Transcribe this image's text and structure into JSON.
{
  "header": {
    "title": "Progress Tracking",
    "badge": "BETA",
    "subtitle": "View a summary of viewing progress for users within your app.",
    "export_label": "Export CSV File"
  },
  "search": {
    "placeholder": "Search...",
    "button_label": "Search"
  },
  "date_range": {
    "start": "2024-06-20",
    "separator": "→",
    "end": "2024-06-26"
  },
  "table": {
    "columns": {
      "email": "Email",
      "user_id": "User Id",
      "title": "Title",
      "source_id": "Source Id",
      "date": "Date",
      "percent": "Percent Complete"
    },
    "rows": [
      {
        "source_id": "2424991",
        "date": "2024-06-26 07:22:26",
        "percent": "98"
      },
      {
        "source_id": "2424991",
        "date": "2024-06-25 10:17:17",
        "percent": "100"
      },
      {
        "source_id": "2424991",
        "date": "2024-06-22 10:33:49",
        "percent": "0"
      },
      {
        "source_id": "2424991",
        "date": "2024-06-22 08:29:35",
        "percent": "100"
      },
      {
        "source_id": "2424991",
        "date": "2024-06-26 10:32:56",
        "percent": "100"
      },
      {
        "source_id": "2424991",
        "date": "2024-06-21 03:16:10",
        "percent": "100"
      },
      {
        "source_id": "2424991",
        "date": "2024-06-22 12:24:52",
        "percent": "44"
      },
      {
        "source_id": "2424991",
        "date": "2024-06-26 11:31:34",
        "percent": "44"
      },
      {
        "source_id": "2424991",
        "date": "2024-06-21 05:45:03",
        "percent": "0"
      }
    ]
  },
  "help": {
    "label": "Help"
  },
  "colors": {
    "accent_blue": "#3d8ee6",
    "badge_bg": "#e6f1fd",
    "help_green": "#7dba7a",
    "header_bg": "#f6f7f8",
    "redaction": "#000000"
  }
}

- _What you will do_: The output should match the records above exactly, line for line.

- _Solution to the exercise_:
Transcribe this image's text and structure into JSON.
{
  "header": {
    "title": "Progress Tracking",
    "badge": "BETA",
    "subtitle": "View a summary of viewing progress for users within your app.",
    "export_label": "Export CSV File"
  },
  "search": {
    "placeholder": "Search...",
    "button_label": "Search"
  },
  "date_range": {
    "start": "2024-06-20",
    "separator": "→",
    "end": "2024-06-26"
  },
  "table": {
    "columns": {
      "email": "Email",
      "user_id": "User Id",
      "title": "Title",
      "source_id": "Source Id",
      "date": "Date",
      "percent": "Percent Complete"
    },
    "rows": [
      {
        "source_id": "2424991",
        "date": "2024-06-26 07:22:26",
        "percent": "98"
      },
      {
        "source_id": "2424991",
        "date": "2024-06-25 10:17:17",
        "percent": "100"
      },
      {
        "source_id": "2424991",
        "date": "2024-06-22 10:33:49",
        "percent": "0"
      },
      {
        "source_id": "2424991",
        "date": "2024-06-22 08:29:35",
        "percent": "100"
      },
      {
        "source_id": "2424991",
        "date": "2024-06-26 10:32:56",
        "percent": "100"
      },
      {
        "source_id": "2424991",
        "date": "2024-06-21 03:16:10",
        "percent": "100"
      },
      {
        "source_id": "2424991",
        "date": "2024-06-22 12:24:52",
        "percent": "44"
      },
      {
        "source_id": "2424991",
        "date": "2024-06-26 11:31:34",
        "percent": "44"
      },
      {
        "source_id": "2424991",
        "date": "2024-06-21 05:45:03",
        "percent": "0"
      }
    ]
  },
  "help": {
    "label": "Help"
  },
  "colors": {
    "accent_blue": "#3d8ee6",
    "badge_bg": "#e6f1fd",
    "help_green": "#7dba7a",
    "header_bg": "#f6f7f8",
    "redaction": "#000000"
  }
}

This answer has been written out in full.